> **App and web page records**
☆ ☆ ☆

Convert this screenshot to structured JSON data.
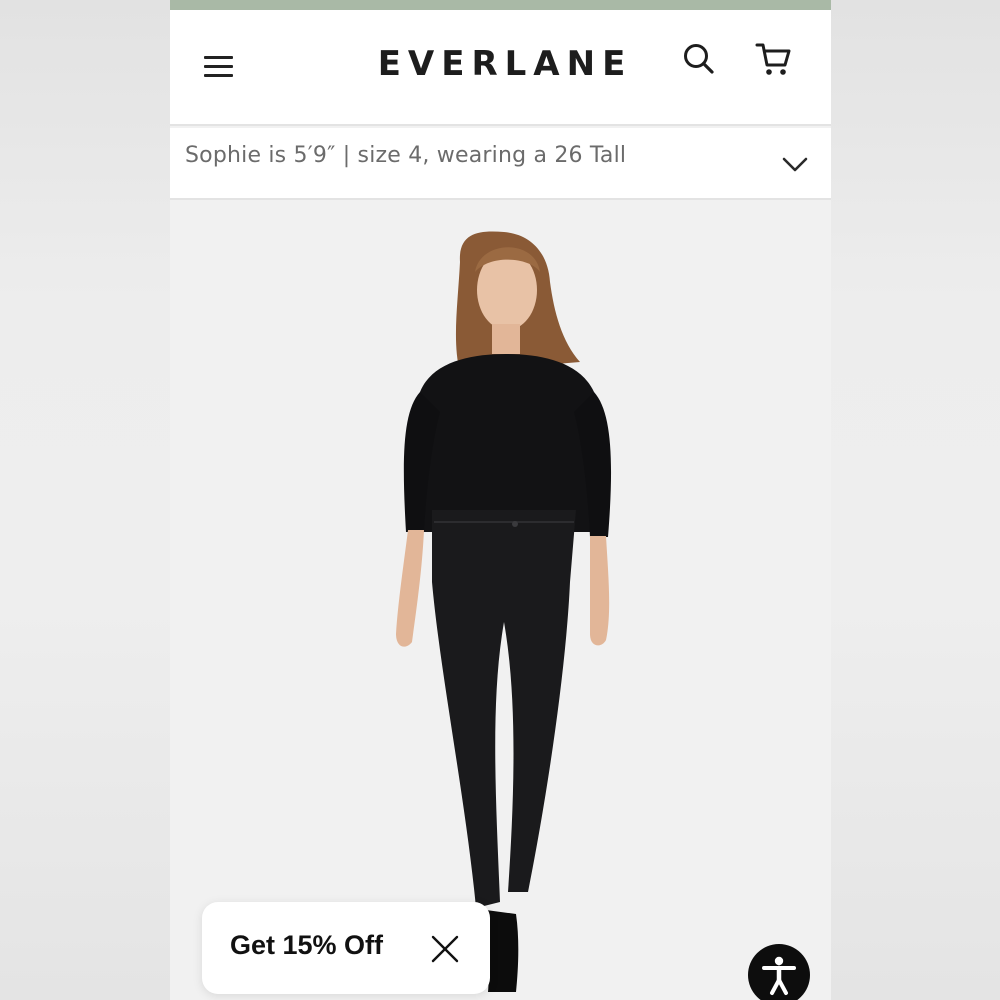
{
  "header": {
    "logo": "EVERLANE",
    "menu_icon": "hamburger-menu-icon",
    "search_icon": "search-icon",
    "cart_icon": "shopping-cart-icon",
    "accent_strip_color": "#a9b9a6"
  },
  "fit_info": {
    "text": "Sophie is 5′9″ | size 4, wearing a 26 Tall",
    "expand_icon": "chevron-down-icon"
  },
  "product_image": {
    "alt": "Model wearing black sweatshirt and black high-rise skinny jeans"
  },
  "promo": {
    "label": "Get 15% Off",
    "close_icon": "close-icon"
  },
  "accessibility": {
    "icon": "accessibility-icon"
  }
}
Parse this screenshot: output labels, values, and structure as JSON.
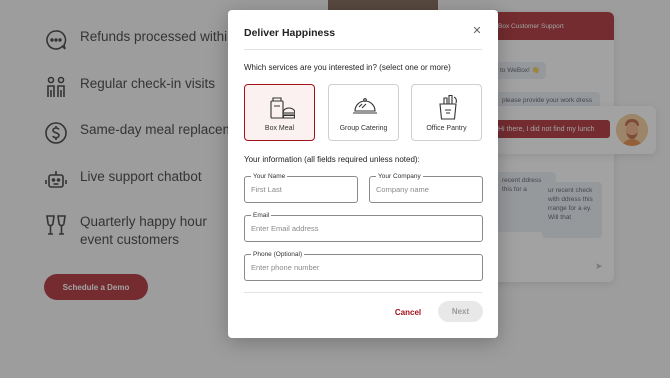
{
  "background": {
    "features": [
      {
        "icon": "refund-chat-icon",
        "text": "Refunds processed within 2"
      },
      {
        "icon": "people-icon",
        "text": "Regular check-in visits"
      },
      {
        "icon": "dollar-icon",
        "text": "Same-day meal replacemer"
      },
      {
        "icon": "robot-icon",
        "text": "Live support chatbot"
      },
      {
        "icon": "glasses-icon",
        "text": "Quarterly happy hour event customers"
      }
    ],
    "demo_button": "Schedule a Demo",
    "chat": {
      "header": "Box Customer Support",
      "greeting": "to WeBox! 👋",
      "message1": "please provide your work dress so we can assist you",
      "user_message": "Hi there, I did not find my lunch",
      "message2": "recent ddress this for a",
      "message3": "ur recent check with ddress this rrange for a ey. Will that"
    }
  },
  "modal": {
    "title": "Deliver Happiness",
    "services_question": "Which services are you interested in? (select one or more)",
    "services": [
      {
        "label": "Box Meal",
        "icon": "box-meal-icon",
        "selected": true
      },
      {
        "label": "Group Catering",
        "icon": "catering-cloche-icon",
        "selected": false
      },
      {
        "label": "Office Pantry",
        "icon": "pantry-bag-icon",
        "selected": false
      }
    ],
    "info_label": "Your information (all fields required unless noted):",
    "fields": {
      "name": {
        "label": "Your Name",
        "placeholder": "First Last",
        "value": ""
      },
      "company": {
        "label": "Your Company",
        "placeholder": "Company name",
        "value": ""
      },
      "email": {
        "label": "Email",
        "placeholder": "Enter Email address",
        "value": ""
      },
      "phone": {
        "label": "Phone (Optional)",
        "placeholder": "Enter phone number",
        "value": ""
      }
    },
    "cancel_label": "Cancel",
    "next_label": "Next",
    "accent_color": "#a2121b"
  }
}
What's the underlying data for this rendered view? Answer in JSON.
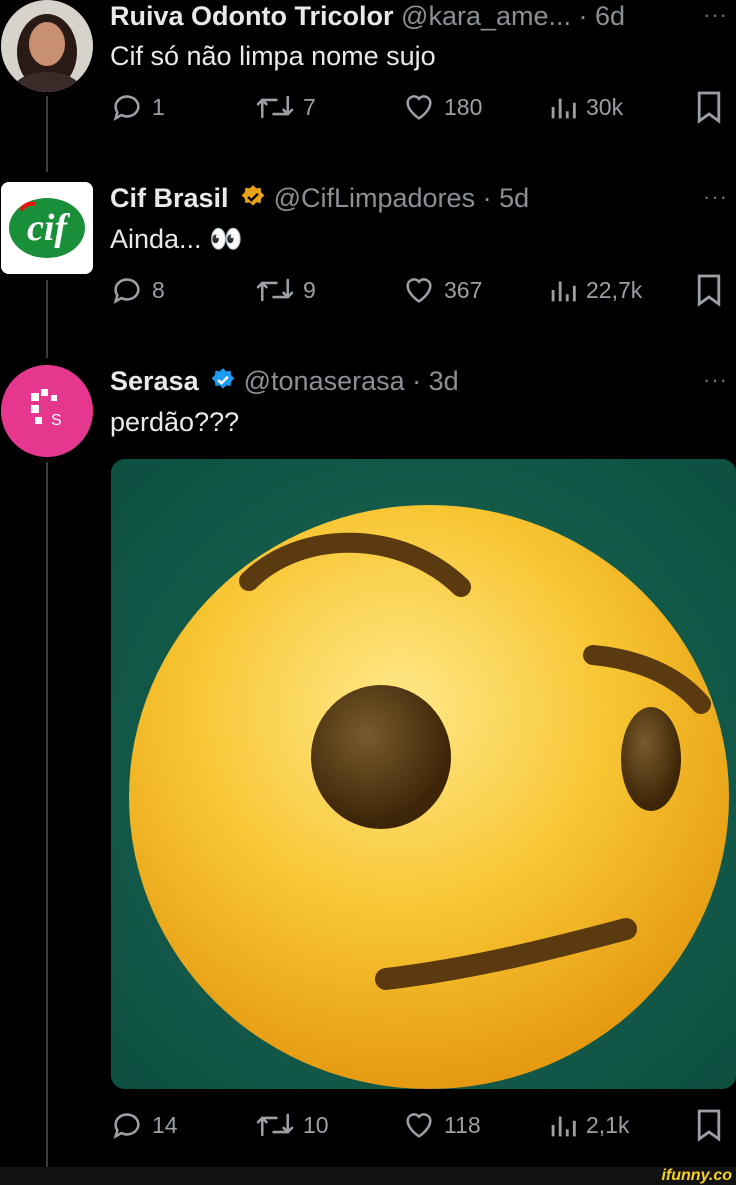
{
  "tweets": [
    {
      "name": "Ruiva Odonto Tricolor",
      "handle": "@kara_ame...",
      "time": "· 6d",
      "text": "Cif só não limpa nome sujo",
      "replies": "1",
      "retweets": "7",
      "likes": "180",
      "views": "30k",
      "avatar_icon": "profile-photo"
    },
    {
      "name": "Cif Brasil",
      "handle": "@CifLimpadores",
      "time": "· 5d",
      "text": "Ainda... 👀",
      "replies": "8",
      "retweets": "9",
      "likes": "367",
      "views": "22,7k",
      "avatar_logo": "cif",
      "verified_color": "#e8a317"
    },
    {
      "name": "Serasa",
      "handle": "@tonaserasa",
      "time": "· 3d",
      "text": "perdão???",
      "replies": "14",
      "retweets": "10",
      "likes": "118",
      "views": "2,1k",
      "avatar_logo": "S",
      "verified_color": "#1d9bf0",
      "media": "raised-eyebrow-emoji-image"
    }
  ],
  "more_label": "···",
  "watermark": "ifunny.co"
}
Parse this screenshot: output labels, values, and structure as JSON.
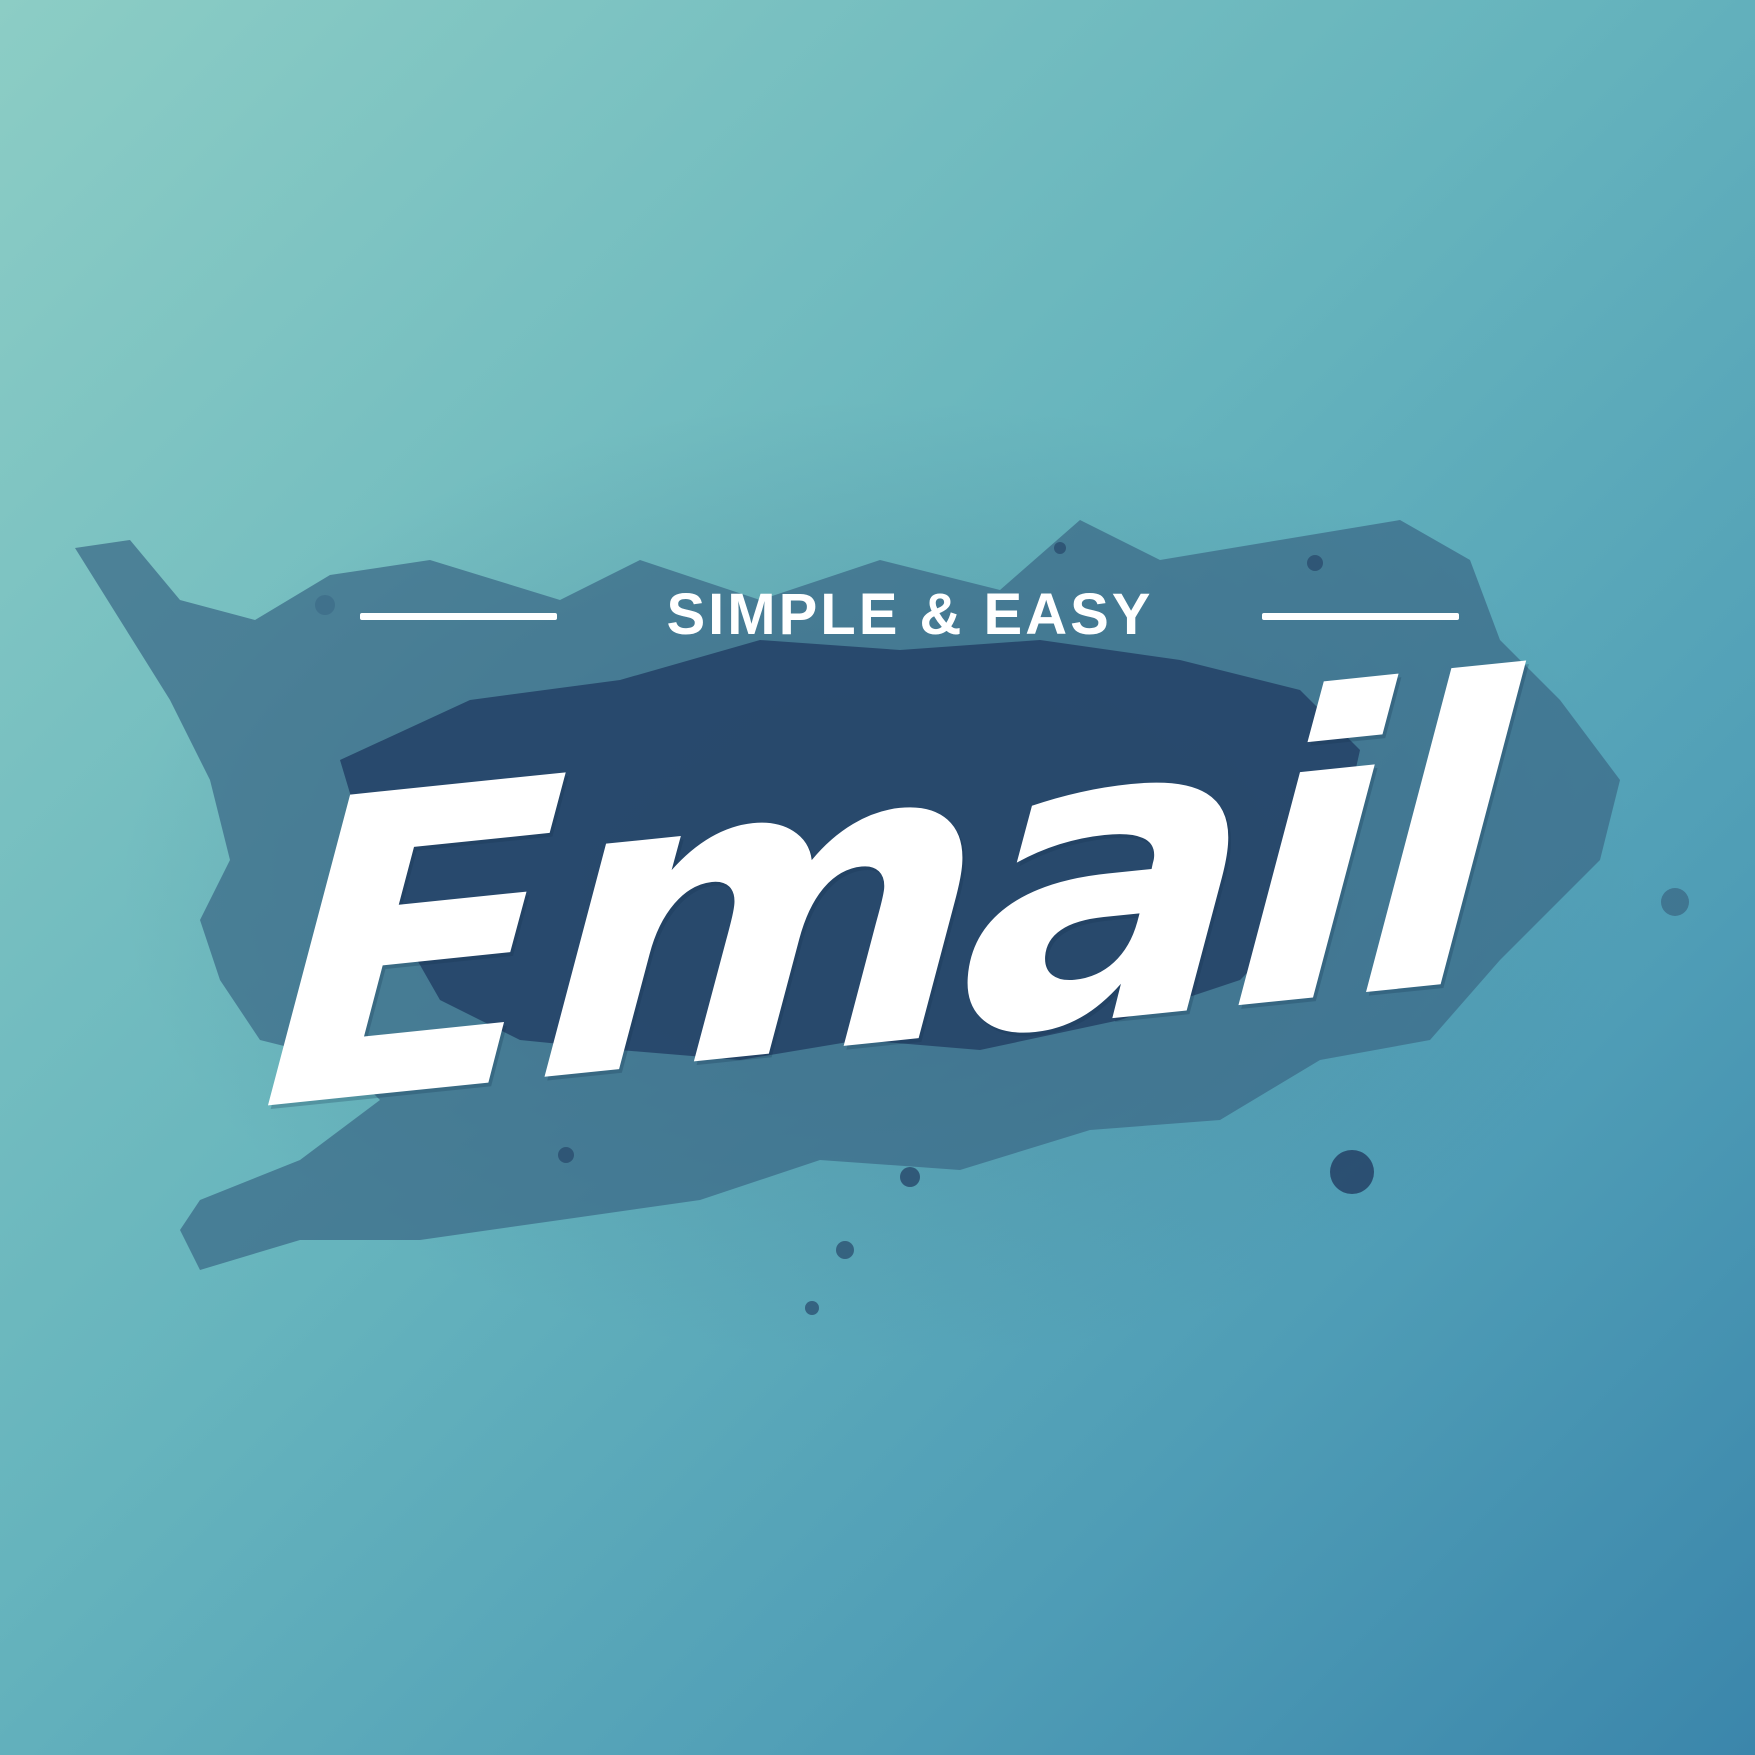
{
  "tagline": "SIMPLE & EASY",
  "headline": "Email",
  "colors": {
    "background_start": "#8ccdc5",
    "background_end": "#3b86ab",
    "splash_dark": "#27476a",
    "splash_mid": "#3c6b88",
    "text": "#ffffff"
  }
}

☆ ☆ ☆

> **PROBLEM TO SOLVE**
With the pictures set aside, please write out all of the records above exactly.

> **RESULT BELOW**
Convert this screenshot to structured JSON data.
{
  "header": {
    "logo": "EVERLANE",
    "menu_icon": "hamburger-menu-icon",
    "search_icon": "search-icon",
    "cart_icon": "shopping-cart-icon",
    "accent_strip_color": "#a9b9a6"
  },
  "fit_info": {
    "text": "Sophie is 5′9″ | size 4, wearing a 26 Tall",
    "expand_icon": "chevron-down-icon"
  },
  "product_image": {
    "alt": "Model wearing black sweatshirt and black high-rise skinny jeans"
  },
  "promo": {
    "label": "Get 15% Off",
    "close_icon": "close-icon"
  },
  "accessibility": {
    "icon": "accessibility-icon"
  }
}
Parse this screenshot: output labels, values, and structure as JSON.
{
  "background": {
    "features": [
      {
        "icon": "refund-chat-icon",
        "text": "Refunds processed within 2"
      },
      {
        "icon": "people-icon",
        "text": "Regular check-in visits"
      },
      {
        "icon": "dollar-icon",
        "text": "Same-day meal replacemer"
      },
      {
        "icon": "robot-icon",
        "text": "Live support chatbot"
      },
      {
        "icon": "glasses-icon",
        "text": "Quarterly happy hour event customers"
      }
    ],
    "demo_button": "Schedule a Demo",
    "chat": {
      "header": "Box Customer Support",
      "greeting": "to WeBox! 👋",
      "message1": "please provide your work dress so we can assist you",
      "user_message": "Hi there, I did not find my lunch",
      "message2": "recent ddress this for a",
      "message3": "ur recent check with ddress this rrange for a ey. Will that"
    }
  },
  "modal": {
    "title": "Deliver Happiness",
    "services_question": "Which services are you interested in? (select one or more)",
    "services": [
      {
        "label": "Box Meal",
        "icon": "box-meal-icon",
        "selected": true
      },
      {
        "label": "Group Catering",
        "icon": "catering-cloche-icon",
        "selected": false
      },
      {
        "label": "Office Pantry",
        "icon": "pantry-bag-icon",
        "selected": false
      }
    ],
    "info_label": "Your information (all fields required unless noted):",
    "fields": {
      "name": {
        "label": "Your Name",
        "placeholder": "First Last",
        "value": ""
      },
      "company": {
        "label": "Your Company",
        "placeholder": "Company name",
        "value": ""
      },
      "email": {
        "label": "Email",
        "placeholder": "Enter Email address",
        "value": ""
      },
      "phone": {
        "label": "Phone (Optional)",
        "placeholder": "Enter phone number",
        "value": ""
      }
    },
    "cancel_label": "Cancel",
    "next_label": "Next",
    "accent_color": "#a2121b"
  }
}
What's the underlying data for this rendered view? Answer in JSON.
{
  "tweets": [
    {
      "name": "Ruiva Odonto Tricolor",
      "handle": "@kara_ame...",
      "time": "· 6d",
      "text": "Cif só não limpa nome sujo",
      "replies": "1",
      "retweets": "7",
      "likes": "180",
      "views": "30k",
      "avatar_icon": "profile-photo"
    },
    {
      "name": "Cif Brasil",
      "handle": "@CifLimpadores",
      "time": "· 5d",
      "text": "Ainda... 👀",
      "replies": "8",
      "retweets": "9",
      "likes": "367",
      "views": "22,7k",
      "avatar_logo": "cif",
      "verified_color": "#e8a317"
    },
    {
      "name": "Serasa",
      "handle": "@tonaserasa",
      "time": "· 3d",
      "text": "perdão???",
      "replies": "14",
      "retweets": "10",
      "likes": "118",
      "views": "2,1k",
      "avatar_logo": "S",
      "verified_color": "#1d9bf0",
      "media": "raised-eyebrow-emoji-image"
    }
  ],
  "more_label": "···",
  "watermark": "ifunny.co"
}
Parse this screenshot: output labels, values, and structure as JSON.
{
  "tagline": "SIMPLE & EASY",
  "headline": "Email",
  "colors": {
    "background_start": "#8ccdc5",
    "background_end": "#3b86ab",
    "splash_dark": "#27476a",
    "splash_mid": "#3c6b88",
    "text": "#ffffff"
  }
}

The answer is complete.